Oral cancer refers to all cancers of the oral cavity, which includes the following:
- gums (gingiva)
- lining inside the lips and cheeks (labial mucosa and buccal mucosa)
- floor of the mouth
- roof of the mouth (palate)
- the area behind the wisdom teeth
Most oral cancers are located on the sides of the tongue, floor of the mouth and lips.
Oral cancer starts in the cells of the mouth. Normally these cells are quite resistant to damage, but repeated injury from smoking, alcohol or even friction may cause sores or painful areas where cancer can start.
Oral cancer symptoms include:
- a sore on the lip or in the mouth that does not heal
- a lump on the lip or in the mouth or throat
- a white or red patch on the gums, tongue or lining of the mouth
- unusual bleeding, pain or numbness in the mouth
- a sore throat that does not go away, or a feeling that something is caught in the throat
- difficulty or pain with chewing or swallowing
- swelling of the jaw that causes dentures to fit poorly or become uncomfortable
- a change in the voice and/or pain in the ear
|Your dentist does more than protect and care for your teeth, gums and smile — your dentist can also help keep you healthy.As oral health experts, dentists are in a unique position to help in the early detection of many medical conditions, including cancer.Dentists are trained in medicine so they recognize the relationships between oral and overall health.|
|Most people see their dentist regularly, so your dentist is often the first health-care professional to have an opportunity to detect the many health conditions that affect your mouth.

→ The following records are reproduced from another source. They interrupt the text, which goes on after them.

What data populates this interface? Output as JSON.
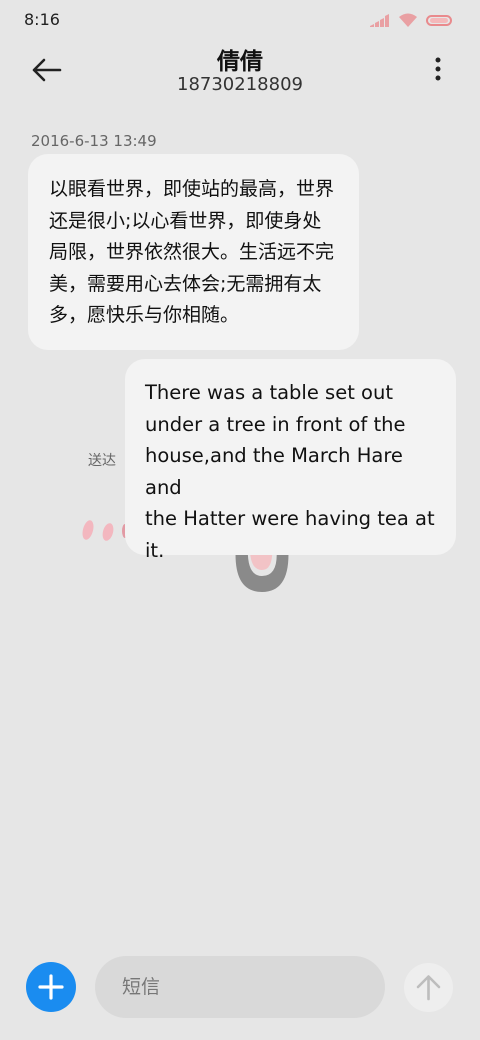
{
  "status_bar": {
    "time": "8:16",
    "icons": [
      "signal-icon",
      "wifi-icon",
      "battery-icon"
    ]
  },
  "header": {
    "contact_name": "倩倩",
    "phone_number": "18730218809",
    "back_icon": "arrow-left-icon",
    "more_icon": "more-vertical-icon"
  },
  "conversation": {
    "timestamp": "2016-6-13 13:49",
    "messages": [
      {
        "direction": "incoming",
        "lines": [
          "以眼看世界，即使站的最高，世界",
          "还是很小;以心看世界，即使身处",
          "局限，世界依然很大。生活远不完",
          "美，需要用心去体会;无需拥有太",
          "多，愿快乐与你相随。"
        ]
      },
      {
        "direction": "outgoing",
        "lines": [
          "There was a table set out",
          "under a tree in front of the",
          "house,and the March Hare and",
          "the Hatter were having tea at",
          "it."
        ],
        "status": "送达"
      }
    ]
  },
  "composer": {
    "placeholder": "短信",
    "add_icon": "plus-icon",
    "send_icon": "arrow-up-icon"
  },
  "colors": {
    "background": "#e6e6e6",
    "bubble": "#f3f3f3",
    "accent": "#1a8cf0",
    "input_bg": "#d9d9d9"
  }
}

Many patients are not aware of the extent that a dental exam can play in disease prevention.Through the dental exam, your dentist can see if there are any abnormalities or changes in your mouth that might be indications of health problems, such as oral cancer or diabetes. At each visit, your dentist will conduct a medical history review and ask you about your current health.It’s important to answer these questions carefully. What you say can help your dentist alert you to potential health concerns that may require further investigation, diagnosis or treatment by a physician.
Without an examination by a dentist, most early signs of oral cancer are difficult to detect. If you notice a mouth sore or anything out of the ordinary that does not go away or heal after a couple of weeks, discuss it with your dentist.
- Smoking and chewing tobacco — particularly if combined with heavy alcohol consumption
- Heavy alcohol consumption— particularly if combined with smoking
- Excessive sun exposure— particularly to the lip
- Age— people over the age of 40 have a higher risk of developing oral cancer
- Gender— men are more susceptible than women to developing oral cancer. In the past, men had a 6:1 ratio of incidence of oral cancer compared to women. However; this ratio is narrowing and is now closer to a 2:1 ratio
- HPV— more research is emerging that connects human papillomavirus infection — especially HPV-16 — with oral cancers
- A diet low in fruits and vegetables— fruit and vegetables have a protective factor that is believed to reduce the risk for oral cancers
- See a dental professional for a regular dental exam
- Quitting (or reducing) your tobacco and alcohol use lowers your risk of developing oral cancer
- When you are outside and exposed to the sun, use lip balm with UV protection and wear a hat
- Eat a healthy diet rich in fruits and vegetables
- Brush and floss your teeth daily
The mouth has long been recognized as a mirror reflecting the health of the body. With regular visits to your dentist and good oral health routines, you will have lots to smile about.
- Ontario Dental Association
- Cancer Care Ontario
- Canadian Cancer Society – Oral Cancer
- Health Canada – Healthy Living: Oral Cancer
- Canadian Cancer Statistics 2013. Toronto: Canadian Cancer Society.
Dr. Elizabeth Dimovski & Associates – We Protect Your Smile!
Brampton Dentists www.dentist-in-brampton.com